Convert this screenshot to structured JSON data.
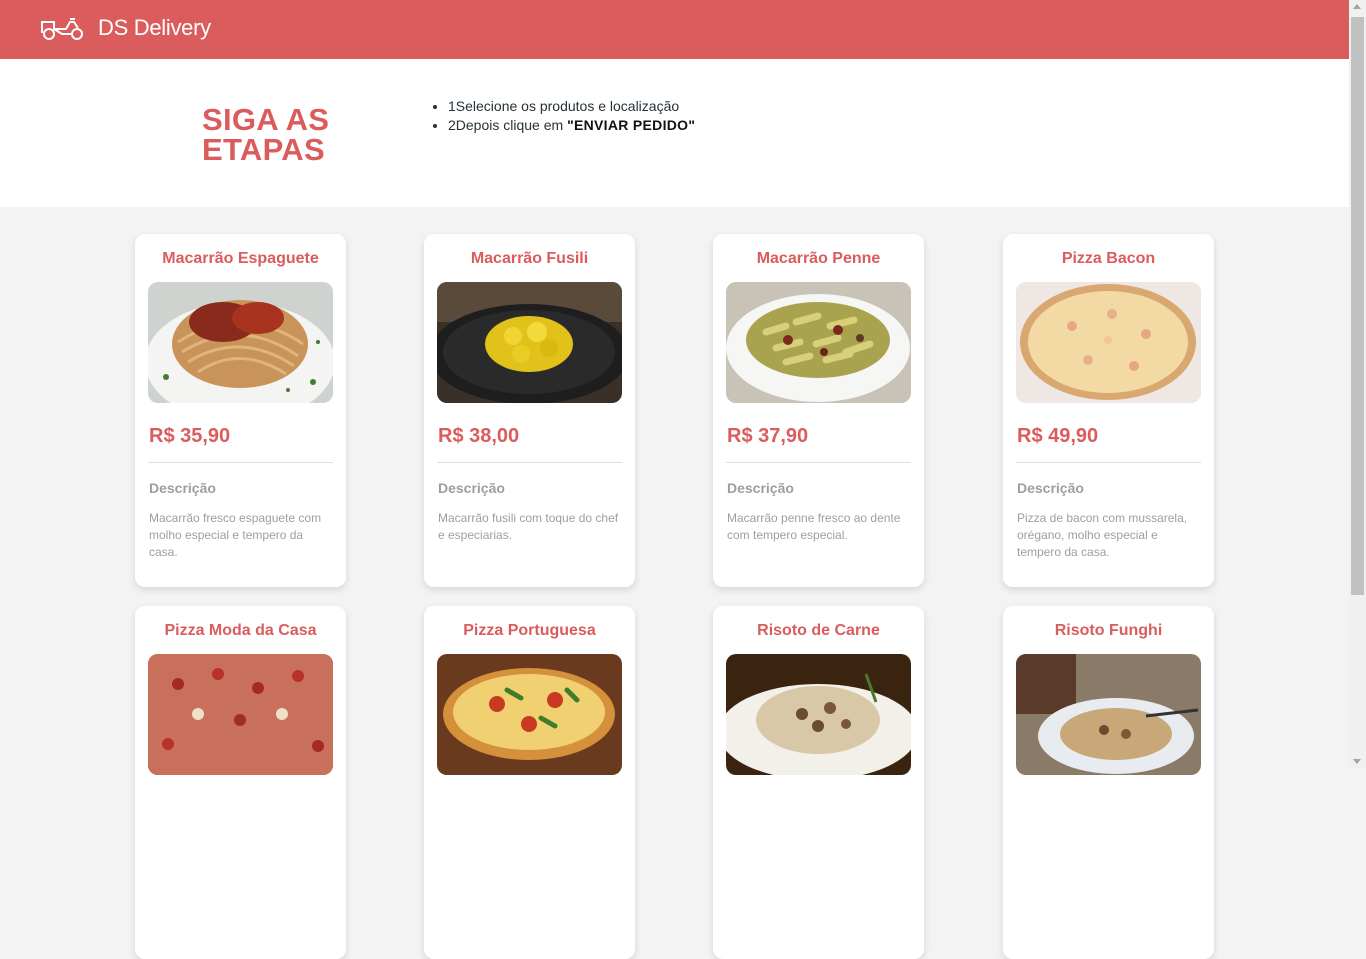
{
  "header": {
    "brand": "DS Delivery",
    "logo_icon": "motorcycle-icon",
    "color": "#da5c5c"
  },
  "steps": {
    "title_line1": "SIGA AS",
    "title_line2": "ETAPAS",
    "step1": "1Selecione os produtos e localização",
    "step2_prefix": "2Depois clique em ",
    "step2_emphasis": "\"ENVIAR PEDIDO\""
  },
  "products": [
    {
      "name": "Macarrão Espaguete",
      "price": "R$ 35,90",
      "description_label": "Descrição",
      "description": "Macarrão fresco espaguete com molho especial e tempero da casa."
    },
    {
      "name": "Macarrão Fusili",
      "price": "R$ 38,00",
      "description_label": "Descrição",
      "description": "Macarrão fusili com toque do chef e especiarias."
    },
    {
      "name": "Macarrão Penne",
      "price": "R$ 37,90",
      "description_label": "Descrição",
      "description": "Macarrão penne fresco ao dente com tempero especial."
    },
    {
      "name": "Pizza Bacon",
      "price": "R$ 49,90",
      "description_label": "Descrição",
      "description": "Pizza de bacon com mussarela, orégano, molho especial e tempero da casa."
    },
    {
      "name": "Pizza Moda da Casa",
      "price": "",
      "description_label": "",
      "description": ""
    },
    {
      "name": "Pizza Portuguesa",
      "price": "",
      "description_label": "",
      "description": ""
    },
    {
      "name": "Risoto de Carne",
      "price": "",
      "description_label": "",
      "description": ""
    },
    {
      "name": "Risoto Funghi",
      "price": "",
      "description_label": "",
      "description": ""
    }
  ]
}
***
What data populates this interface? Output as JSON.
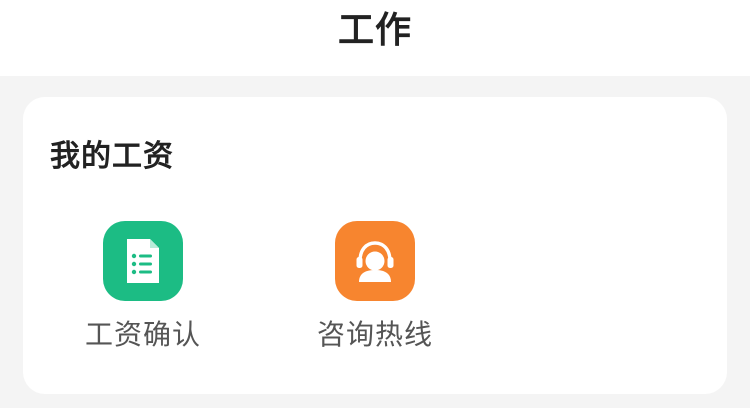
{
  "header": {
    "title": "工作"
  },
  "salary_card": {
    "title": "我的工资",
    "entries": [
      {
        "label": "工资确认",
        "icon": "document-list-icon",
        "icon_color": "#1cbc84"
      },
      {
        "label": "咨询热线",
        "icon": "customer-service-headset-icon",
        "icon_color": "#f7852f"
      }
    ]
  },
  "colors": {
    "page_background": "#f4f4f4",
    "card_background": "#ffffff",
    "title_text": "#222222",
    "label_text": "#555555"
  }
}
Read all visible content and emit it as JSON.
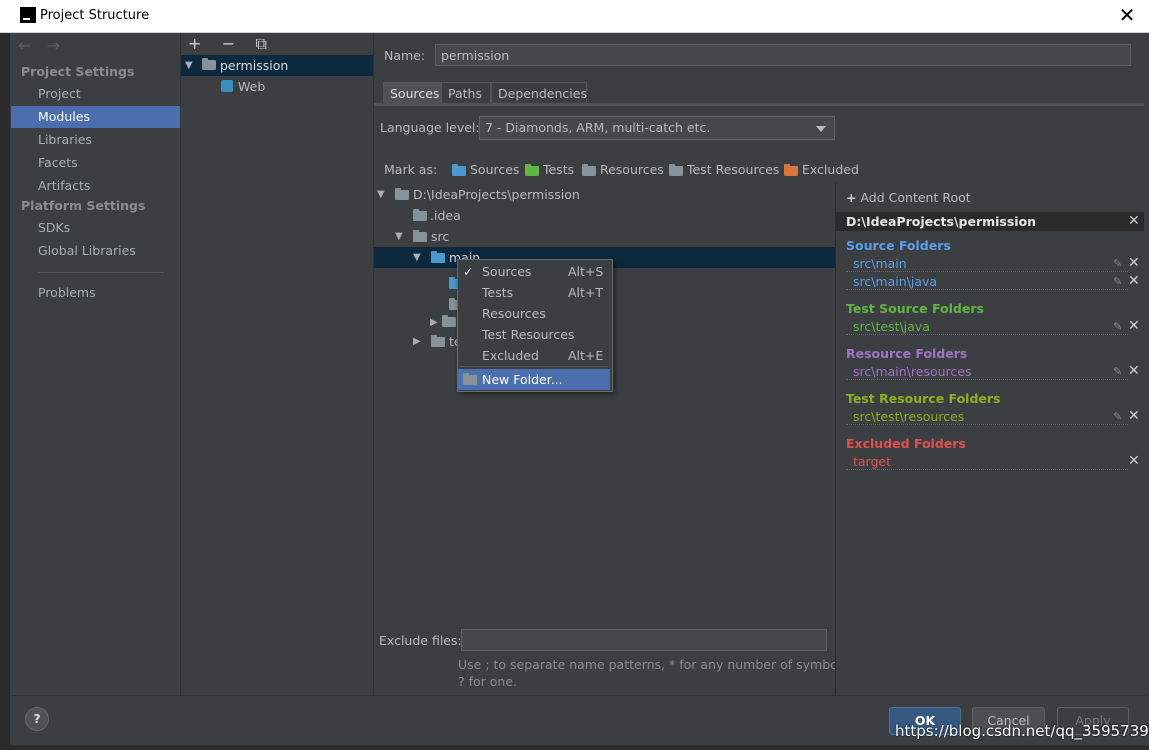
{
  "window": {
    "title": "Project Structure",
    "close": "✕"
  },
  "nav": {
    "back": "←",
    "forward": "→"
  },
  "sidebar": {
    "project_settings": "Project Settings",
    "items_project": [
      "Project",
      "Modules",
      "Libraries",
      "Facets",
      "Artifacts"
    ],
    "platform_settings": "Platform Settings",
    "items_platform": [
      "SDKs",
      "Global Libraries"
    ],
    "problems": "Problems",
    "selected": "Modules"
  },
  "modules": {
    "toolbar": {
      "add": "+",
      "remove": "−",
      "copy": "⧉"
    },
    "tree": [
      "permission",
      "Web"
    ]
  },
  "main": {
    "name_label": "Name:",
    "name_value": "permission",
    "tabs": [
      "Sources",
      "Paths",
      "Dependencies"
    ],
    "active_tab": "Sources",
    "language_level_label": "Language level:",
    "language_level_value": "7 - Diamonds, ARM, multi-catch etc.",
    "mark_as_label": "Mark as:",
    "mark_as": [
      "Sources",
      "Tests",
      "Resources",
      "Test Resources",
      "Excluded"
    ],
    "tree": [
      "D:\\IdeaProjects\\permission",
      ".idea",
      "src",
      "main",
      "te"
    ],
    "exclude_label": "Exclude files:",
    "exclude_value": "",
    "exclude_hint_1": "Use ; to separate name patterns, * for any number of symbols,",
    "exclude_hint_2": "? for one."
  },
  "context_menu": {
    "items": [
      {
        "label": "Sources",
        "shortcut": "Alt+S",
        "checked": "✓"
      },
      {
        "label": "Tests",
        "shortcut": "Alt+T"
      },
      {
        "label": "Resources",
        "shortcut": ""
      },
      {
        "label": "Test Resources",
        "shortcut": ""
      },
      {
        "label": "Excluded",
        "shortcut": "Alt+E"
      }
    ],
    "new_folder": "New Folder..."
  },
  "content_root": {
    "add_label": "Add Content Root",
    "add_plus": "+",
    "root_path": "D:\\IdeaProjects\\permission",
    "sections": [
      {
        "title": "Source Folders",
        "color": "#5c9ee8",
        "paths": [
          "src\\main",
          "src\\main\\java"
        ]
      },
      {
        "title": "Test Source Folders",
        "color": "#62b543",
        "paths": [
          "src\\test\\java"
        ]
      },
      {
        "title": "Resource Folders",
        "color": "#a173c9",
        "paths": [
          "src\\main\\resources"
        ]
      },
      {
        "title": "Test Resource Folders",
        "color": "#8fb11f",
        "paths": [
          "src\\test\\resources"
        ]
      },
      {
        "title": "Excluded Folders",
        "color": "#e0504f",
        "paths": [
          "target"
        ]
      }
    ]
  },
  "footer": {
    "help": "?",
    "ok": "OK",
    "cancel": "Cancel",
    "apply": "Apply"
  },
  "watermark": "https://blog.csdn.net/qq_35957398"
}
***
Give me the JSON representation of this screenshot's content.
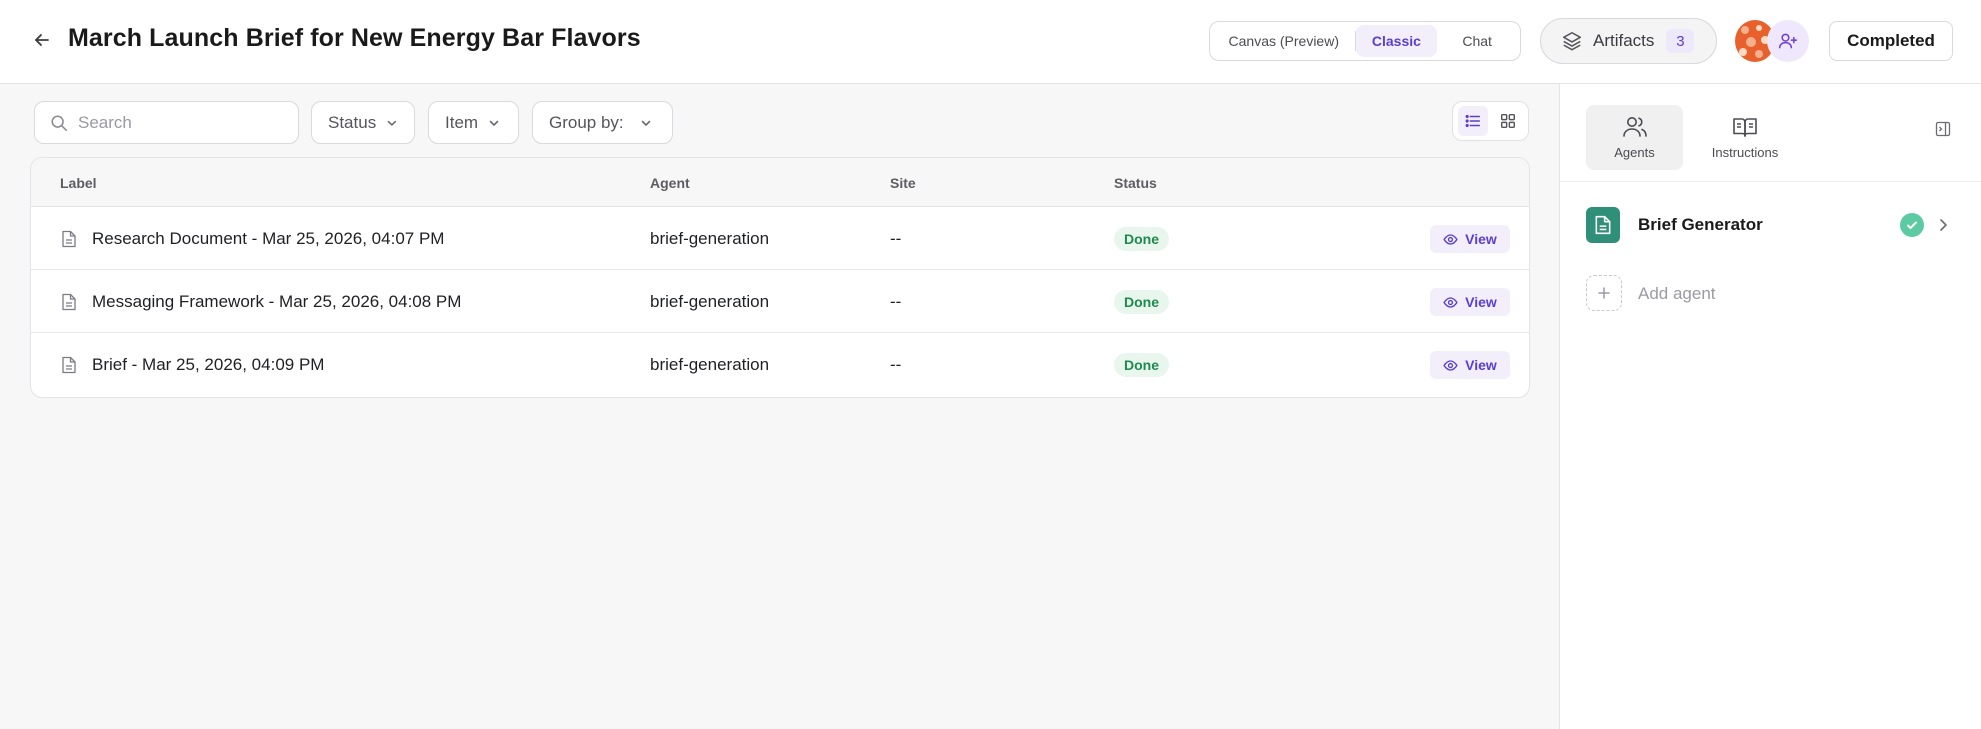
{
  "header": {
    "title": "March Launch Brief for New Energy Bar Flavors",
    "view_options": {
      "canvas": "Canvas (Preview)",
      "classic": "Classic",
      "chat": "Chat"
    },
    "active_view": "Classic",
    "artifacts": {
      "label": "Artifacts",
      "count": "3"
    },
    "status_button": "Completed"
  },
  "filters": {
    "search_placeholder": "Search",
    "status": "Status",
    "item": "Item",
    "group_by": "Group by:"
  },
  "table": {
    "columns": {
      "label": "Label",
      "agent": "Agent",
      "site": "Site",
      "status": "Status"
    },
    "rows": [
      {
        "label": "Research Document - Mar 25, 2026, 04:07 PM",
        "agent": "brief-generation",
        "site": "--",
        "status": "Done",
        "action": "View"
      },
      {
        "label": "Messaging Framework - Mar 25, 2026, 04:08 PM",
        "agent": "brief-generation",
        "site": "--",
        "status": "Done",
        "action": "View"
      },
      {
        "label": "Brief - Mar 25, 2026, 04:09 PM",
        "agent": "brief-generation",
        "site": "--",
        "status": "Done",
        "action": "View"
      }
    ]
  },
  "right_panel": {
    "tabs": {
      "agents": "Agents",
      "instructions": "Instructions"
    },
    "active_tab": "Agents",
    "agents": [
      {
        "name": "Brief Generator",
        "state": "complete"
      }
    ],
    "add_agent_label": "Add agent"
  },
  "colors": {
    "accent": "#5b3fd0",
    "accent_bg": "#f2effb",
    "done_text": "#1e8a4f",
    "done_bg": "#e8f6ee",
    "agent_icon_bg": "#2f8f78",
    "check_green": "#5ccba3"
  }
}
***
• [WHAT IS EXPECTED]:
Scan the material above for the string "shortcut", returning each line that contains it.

• [TASK OUTPUT]:
        "shortcut": "Alt+S",
        "shortcut": "Alt+T"
        "shortcut": ""
        "shortcut": ""
        "shortcut": "Alt+E"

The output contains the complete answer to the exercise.